He put words in their mouth.
We are prone to think that to be sincere, prayer must be spontaneous. That if I am praying something that has been given to me, it is somehow less of a prayer. But from a biblical perspective, this is exactly what we need.
We need to be schooled. We need to come to prayer with the utmost humility, realizing that we need the master to put words in our mouth.
Jesus says, “My little children, talk to me and start with my words.”
It makes sense that God would have us start with His word, and not our own. He teaches us to start from a point of inerrancy and infallibility and to pour out our prayers through His perfect word.
When it comes to prayer, we all think we are more mature than we are. We must come to prayer with the utmost humility, with the expectation that we need to be taught. And this is rooted in scripture. There is no one book of the Bible dedicated exclusively to evangelism, giving, or serving in the church; but we do have a book dedicated entirely and exclusively to praying. If we read the book of Psalms prayerfully, it would expand our grasp of prayerful thinking and thoughtful praying. Arguably the most famous prayer in the whole book of Psalms is Psalm 23. David doesn't make a single request. All he says is “the Lord is my shepherd.” He must start there. We must start there.

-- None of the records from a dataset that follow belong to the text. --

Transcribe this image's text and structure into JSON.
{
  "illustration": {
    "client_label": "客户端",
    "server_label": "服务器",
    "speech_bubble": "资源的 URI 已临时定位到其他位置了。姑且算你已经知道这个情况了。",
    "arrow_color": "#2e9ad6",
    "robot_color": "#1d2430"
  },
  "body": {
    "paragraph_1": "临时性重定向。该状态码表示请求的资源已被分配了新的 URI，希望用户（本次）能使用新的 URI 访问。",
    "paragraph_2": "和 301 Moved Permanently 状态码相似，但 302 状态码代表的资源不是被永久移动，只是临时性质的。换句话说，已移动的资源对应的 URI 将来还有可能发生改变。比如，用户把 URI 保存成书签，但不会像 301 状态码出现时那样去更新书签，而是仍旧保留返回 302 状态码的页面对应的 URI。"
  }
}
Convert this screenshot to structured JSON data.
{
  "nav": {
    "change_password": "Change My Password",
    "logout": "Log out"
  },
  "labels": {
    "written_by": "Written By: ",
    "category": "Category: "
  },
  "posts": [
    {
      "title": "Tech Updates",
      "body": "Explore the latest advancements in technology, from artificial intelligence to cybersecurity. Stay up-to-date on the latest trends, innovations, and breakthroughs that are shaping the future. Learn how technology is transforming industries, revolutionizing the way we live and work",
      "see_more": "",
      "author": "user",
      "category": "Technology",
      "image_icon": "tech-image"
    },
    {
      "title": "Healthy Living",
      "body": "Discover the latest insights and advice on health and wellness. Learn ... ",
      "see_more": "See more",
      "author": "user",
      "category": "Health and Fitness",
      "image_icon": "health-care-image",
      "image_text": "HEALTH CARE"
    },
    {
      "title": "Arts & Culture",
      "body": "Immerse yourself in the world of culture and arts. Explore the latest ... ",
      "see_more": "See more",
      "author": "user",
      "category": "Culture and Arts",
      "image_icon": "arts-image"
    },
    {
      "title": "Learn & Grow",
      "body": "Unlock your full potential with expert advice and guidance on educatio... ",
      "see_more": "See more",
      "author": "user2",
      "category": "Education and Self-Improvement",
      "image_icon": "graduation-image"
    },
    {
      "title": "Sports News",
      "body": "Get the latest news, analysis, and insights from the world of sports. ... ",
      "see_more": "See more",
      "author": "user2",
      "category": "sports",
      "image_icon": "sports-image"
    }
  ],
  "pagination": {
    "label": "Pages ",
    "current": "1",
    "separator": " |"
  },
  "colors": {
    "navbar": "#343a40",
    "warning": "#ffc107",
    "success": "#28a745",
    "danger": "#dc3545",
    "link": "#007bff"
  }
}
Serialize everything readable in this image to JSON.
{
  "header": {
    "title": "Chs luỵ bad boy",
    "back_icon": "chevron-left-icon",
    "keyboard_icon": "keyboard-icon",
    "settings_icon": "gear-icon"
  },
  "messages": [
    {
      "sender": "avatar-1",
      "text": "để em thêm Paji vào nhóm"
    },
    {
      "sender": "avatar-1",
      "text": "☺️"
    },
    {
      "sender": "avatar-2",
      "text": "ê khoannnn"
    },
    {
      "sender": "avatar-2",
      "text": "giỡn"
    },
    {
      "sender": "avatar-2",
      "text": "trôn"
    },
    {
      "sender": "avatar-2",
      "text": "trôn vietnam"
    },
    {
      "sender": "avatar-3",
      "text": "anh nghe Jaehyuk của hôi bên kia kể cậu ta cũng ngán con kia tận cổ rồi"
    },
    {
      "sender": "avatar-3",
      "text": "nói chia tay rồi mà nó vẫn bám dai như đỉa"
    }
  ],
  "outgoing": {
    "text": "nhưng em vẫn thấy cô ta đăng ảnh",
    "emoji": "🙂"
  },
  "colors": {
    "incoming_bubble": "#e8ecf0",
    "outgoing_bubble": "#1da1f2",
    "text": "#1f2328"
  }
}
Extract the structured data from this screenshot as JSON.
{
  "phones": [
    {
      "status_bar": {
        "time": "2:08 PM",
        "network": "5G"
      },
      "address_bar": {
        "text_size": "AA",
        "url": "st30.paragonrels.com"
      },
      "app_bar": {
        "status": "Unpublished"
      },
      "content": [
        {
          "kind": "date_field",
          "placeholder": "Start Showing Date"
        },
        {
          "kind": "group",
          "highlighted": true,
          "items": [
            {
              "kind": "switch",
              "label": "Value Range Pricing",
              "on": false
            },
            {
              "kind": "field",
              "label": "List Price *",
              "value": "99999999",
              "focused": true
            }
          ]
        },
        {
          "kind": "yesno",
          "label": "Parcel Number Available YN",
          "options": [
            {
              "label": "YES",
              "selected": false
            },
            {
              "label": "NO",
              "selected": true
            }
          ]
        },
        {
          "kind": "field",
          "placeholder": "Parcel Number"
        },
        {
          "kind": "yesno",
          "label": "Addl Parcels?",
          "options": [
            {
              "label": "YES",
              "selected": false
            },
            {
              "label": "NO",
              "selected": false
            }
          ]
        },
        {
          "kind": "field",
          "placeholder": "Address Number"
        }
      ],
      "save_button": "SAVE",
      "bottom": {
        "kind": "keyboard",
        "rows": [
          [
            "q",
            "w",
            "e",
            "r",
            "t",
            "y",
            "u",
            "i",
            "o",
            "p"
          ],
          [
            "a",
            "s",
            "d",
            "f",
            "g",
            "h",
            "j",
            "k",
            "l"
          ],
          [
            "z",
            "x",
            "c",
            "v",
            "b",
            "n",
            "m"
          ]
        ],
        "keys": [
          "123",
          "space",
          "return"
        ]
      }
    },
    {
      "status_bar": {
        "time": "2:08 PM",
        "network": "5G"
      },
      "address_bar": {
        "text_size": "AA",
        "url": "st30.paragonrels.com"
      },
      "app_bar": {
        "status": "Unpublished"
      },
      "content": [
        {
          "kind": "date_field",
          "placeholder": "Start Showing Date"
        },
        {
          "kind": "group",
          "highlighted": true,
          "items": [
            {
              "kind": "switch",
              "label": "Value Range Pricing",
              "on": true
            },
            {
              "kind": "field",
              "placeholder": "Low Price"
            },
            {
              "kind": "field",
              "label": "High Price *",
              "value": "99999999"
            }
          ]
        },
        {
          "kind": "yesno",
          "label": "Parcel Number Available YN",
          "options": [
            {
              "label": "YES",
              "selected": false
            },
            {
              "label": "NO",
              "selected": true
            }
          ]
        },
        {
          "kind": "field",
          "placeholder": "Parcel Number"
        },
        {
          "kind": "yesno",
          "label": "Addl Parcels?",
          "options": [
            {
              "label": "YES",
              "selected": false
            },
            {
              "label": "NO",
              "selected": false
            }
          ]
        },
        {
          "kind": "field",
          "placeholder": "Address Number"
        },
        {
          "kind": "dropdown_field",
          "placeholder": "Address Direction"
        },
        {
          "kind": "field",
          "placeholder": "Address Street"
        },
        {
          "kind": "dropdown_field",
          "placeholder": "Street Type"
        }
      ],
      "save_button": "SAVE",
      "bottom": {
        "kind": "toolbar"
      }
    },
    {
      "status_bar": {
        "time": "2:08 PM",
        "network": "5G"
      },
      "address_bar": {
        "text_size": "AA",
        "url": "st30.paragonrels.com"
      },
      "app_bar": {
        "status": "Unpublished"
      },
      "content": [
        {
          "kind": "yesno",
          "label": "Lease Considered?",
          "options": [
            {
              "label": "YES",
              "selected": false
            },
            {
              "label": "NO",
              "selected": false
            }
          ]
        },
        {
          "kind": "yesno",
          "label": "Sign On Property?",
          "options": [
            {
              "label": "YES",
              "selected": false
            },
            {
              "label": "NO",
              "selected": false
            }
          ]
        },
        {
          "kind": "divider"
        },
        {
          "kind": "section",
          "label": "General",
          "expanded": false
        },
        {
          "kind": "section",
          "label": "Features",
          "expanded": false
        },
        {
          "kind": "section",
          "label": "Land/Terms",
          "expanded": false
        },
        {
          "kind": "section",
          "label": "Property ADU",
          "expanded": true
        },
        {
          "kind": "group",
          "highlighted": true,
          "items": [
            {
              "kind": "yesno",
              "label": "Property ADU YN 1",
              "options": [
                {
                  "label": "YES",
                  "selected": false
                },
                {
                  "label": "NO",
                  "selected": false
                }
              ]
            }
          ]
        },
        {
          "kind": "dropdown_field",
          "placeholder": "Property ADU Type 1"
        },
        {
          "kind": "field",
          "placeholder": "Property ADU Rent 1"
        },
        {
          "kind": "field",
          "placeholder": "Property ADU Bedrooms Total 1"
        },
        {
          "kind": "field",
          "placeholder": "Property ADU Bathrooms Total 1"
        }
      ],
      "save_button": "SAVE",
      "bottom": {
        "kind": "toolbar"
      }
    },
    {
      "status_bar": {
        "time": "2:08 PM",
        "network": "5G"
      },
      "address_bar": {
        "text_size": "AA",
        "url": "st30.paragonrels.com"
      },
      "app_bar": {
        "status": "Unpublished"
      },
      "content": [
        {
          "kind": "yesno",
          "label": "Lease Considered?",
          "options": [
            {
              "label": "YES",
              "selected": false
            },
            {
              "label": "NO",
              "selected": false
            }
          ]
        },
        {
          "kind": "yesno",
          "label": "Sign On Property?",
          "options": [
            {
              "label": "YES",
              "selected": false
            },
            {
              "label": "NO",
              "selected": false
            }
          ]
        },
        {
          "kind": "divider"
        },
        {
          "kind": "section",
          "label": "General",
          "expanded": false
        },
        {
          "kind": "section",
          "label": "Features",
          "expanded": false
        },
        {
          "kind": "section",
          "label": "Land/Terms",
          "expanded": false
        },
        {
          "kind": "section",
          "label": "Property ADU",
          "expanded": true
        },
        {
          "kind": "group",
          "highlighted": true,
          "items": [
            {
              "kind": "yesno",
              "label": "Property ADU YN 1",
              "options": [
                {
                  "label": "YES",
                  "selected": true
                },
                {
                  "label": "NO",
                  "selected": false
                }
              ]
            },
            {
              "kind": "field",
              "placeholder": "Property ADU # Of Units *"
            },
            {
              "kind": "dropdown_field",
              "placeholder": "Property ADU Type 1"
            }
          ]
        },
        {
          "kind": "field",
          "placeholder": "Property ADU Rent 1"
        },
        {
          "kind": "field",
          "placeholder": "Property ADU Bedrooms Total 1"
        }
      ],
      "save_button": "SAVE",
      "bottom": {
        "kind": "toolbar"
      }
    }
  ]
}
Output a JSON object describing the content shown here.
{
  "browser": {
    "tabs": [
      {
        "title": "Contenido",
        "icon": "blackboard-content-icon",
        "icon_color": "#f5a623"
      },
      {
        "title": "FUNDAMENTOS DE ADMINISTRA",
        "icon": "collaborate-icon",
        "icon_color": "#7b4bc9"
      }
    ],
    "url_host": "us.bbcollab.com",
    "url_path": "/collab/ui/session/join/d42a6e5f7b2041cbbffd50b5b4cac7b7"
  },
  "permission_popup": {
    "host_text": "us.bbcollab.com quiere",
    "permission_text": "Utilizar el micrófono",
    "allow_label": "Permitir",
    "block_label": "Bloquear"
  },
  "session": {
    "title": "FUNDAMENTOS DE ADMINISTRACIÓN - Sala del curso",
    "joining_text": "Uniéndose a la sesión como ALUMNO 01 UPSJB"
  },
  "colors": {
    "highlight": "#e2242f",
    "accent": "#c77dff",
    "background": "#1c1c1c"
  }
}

Please don't hear me saying I am against spontaneous prayer. I am not. I simply believe we need to learn from people like David, Asaph, and Cora, who knew God better than we do. Instead of starting with spontaneity and somehow stumbling into some measure of accuracy, we must grow into spontaneity after His inerrant and infallible words in our mouths.